╭─ Information shown

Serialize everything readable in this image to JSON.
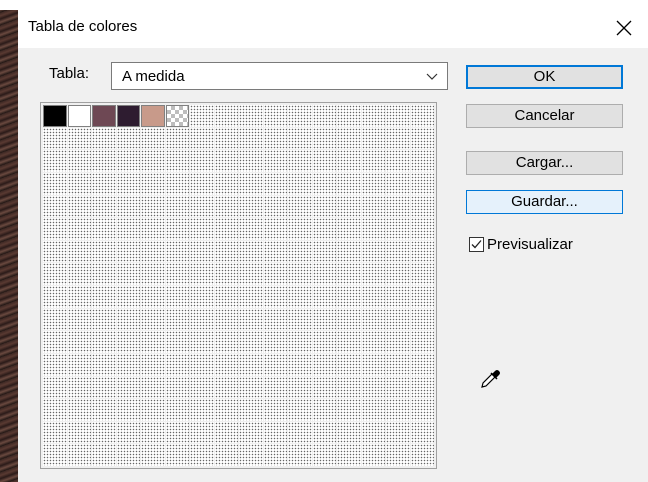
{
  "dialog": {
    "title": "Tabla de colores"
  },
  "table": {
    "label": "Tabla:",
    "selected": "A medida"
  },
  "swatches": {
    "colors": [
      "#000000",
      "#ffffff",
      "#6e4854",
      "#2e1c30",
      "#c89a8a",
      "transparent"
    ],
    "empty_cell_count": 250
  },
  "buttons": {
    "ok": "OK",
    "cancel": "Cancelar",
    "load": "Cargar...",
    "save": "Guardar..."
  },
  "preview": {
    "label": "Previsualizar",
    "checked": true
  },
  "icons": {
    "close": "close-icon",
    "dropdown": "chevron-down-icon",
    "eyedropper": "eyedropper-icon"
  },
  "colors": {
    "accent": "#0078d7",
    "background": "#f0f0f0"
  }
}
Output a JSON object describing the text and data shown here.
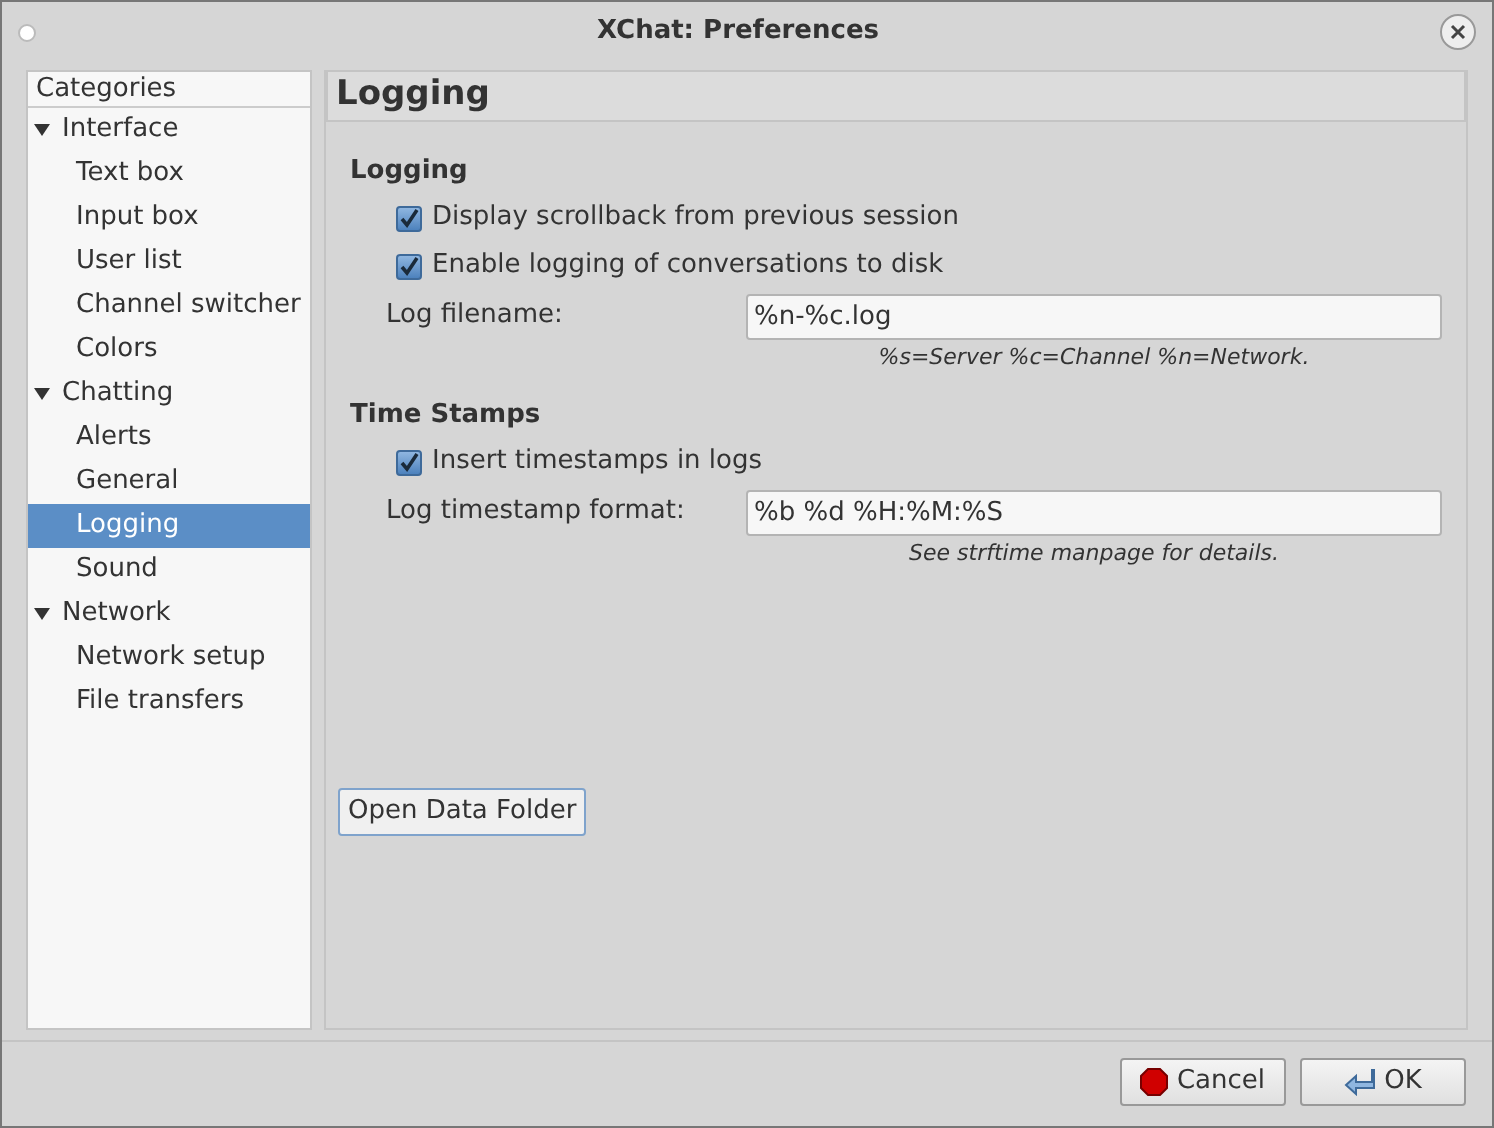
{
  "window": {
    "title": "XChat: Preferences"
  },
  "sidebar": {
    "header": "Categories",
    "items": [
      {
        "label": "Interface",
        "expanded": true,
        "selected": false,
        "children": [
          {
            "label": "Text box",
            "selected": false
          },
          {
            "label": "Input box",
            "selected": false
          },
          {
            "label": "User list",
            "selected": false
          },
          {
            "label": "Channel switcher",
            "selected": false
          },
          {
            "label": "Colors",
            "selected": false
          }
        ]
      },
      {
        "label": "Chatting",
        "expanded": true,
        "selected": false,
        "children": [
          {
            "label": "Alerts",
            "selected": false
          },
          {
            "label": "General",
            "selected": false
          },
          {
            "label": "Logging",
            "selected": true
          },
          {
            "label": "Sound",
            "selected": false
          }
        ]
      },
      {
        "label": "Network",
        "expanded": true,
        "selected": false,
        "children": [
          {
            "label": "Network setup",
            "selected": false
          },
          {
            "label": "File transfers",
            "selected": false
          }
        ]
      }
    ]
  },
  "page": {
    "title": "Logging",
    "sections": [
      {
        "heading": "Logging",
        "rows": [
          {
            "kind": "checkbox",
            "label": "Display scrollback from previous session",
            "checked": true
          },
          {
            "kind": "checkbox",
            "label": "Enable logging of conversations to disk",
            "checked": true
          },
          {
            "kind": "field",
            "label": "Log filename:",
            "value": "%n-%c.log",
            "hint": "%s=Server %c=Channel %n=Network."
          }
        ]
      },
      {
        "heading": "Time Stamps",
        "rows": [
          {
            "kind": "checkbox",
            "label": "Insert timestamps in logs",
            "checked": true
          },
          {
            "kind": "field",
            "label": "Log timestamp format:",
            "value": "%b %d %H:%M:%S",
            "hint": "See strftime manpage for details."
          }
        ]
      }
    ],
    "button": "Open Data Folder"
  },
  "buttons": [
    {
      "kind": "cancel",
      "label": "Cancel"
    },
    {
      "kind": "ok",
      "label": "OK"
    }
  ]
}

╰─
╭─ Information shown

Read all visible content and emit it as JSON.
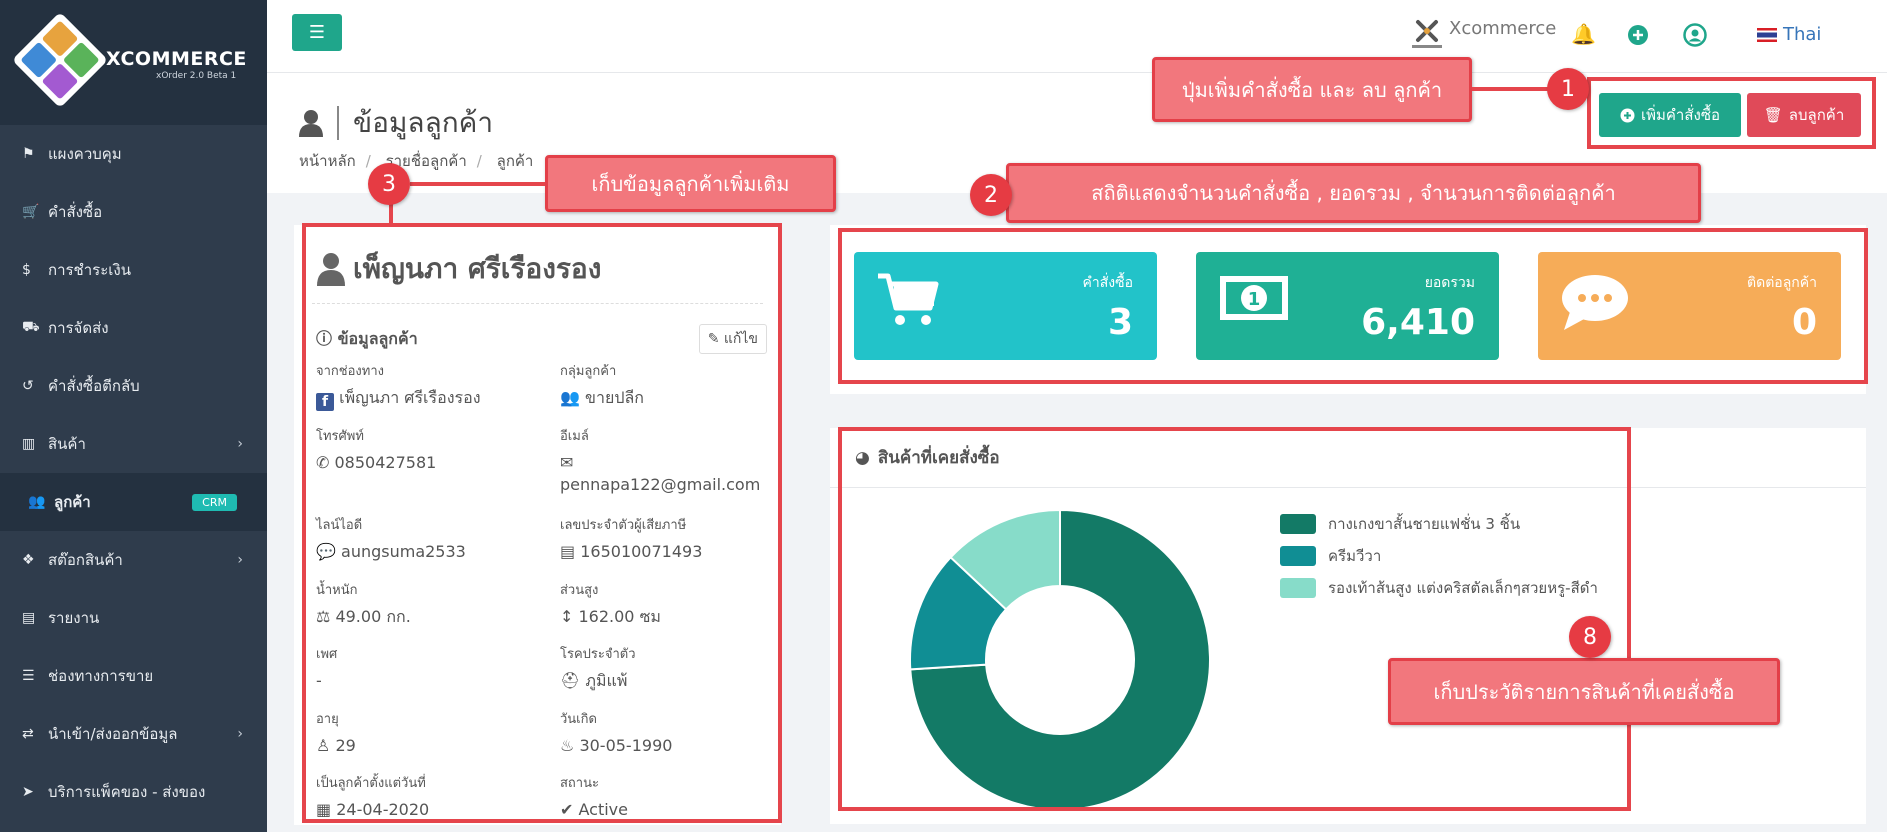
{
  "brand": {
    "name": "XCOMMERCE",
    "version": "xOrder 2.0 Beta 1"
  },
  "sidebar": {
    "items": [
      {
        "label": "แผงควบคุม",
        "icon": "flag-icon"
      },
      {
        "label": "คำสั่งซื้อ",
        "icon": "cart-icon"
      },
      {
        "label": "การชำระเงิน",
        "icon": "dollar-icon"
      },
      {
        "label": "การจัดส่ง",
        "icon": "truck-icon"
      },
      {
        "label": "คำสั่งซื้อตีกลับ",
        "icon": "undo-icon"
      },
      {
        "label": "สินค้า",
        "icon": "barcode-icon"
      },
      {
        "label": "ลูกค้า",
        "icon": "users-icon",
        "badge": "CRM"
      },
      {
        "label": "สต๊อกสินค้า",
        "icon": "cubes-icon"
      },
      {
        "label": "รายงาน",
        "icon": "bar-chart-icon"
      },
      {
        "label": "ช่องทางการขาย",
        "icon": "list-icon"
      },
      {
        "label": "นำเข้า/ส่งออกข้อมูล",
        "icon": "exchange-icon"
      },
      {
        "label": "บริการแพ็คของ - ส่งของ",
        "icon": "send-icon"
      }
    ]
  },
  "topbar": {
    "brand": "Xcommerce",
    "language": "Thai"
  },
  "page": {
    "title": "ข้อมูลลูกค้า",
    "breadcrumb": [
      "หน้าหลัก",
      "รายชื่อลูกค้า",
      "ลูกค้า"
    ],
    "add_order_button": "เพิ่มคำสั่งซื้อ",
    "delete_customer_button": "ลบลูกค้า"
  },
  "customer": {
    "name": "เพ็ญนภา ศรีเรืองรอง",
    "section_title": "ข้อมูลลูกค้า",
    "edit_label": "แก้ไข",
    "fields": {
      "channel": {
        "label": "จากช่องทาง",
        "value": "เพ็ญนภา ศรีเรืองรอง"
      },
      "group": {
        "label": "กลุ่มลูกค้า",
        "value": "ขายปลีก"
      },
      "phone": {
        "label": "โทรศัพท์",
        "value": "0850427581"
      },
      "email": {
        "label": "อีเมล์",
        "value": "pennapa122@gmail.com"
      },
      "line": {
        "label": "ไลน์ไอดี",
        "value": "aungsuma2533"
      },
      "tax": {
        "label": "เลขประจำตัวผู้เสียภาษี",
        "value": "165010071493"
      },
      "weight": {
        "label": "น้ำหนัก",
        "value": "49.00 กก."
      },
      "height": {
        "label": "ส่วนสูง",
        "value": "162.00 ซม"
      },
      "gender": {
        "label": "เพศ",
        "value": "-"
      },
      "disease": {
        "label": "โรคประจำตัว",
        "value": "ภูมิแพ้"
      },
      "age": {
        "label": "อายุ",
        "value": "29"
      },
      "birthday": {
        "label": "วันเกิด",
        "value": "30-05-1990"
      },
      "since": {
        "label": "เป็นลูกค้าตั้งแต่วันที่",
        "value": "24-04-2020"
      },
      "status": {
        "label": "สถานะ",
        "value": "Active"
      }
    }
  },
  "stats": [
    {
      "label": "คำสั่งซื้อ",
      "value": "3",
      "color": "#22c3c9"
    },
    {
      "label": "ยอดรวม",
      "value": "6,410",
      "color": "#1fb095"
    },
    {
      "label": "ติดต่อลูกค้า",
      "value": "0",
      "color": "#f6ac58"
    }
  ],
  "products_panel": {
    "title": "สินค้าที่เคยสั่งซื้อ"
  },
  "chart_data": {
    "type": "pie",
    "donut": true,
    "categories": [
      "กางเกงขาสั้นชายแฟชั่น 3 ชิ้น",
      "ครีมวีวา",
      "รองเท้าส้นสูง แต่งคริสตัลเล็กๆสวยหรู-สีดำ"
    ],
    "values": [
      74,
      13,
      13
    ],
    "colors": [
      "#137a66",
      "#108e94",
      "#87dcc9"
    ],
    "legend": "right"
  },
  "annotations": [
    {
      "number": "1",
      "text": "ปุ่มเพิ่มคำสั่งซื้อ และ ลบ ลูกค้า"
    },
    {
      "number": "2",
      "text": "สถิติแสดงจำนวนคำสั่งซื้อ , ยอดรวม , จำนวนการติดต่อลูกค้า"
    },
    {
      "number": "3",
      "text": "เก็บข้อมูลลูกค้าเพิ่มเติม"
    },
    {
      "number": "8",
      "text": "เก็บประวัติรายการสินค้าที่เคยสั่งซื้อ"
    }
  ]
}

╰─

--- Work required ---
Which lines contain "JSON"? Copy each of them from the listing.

--- Expected answer ---
Serialize everything readable in this image to JSON.
Output a JSON object describing the text and data shown here.
Read all visible content and emit it as JSON.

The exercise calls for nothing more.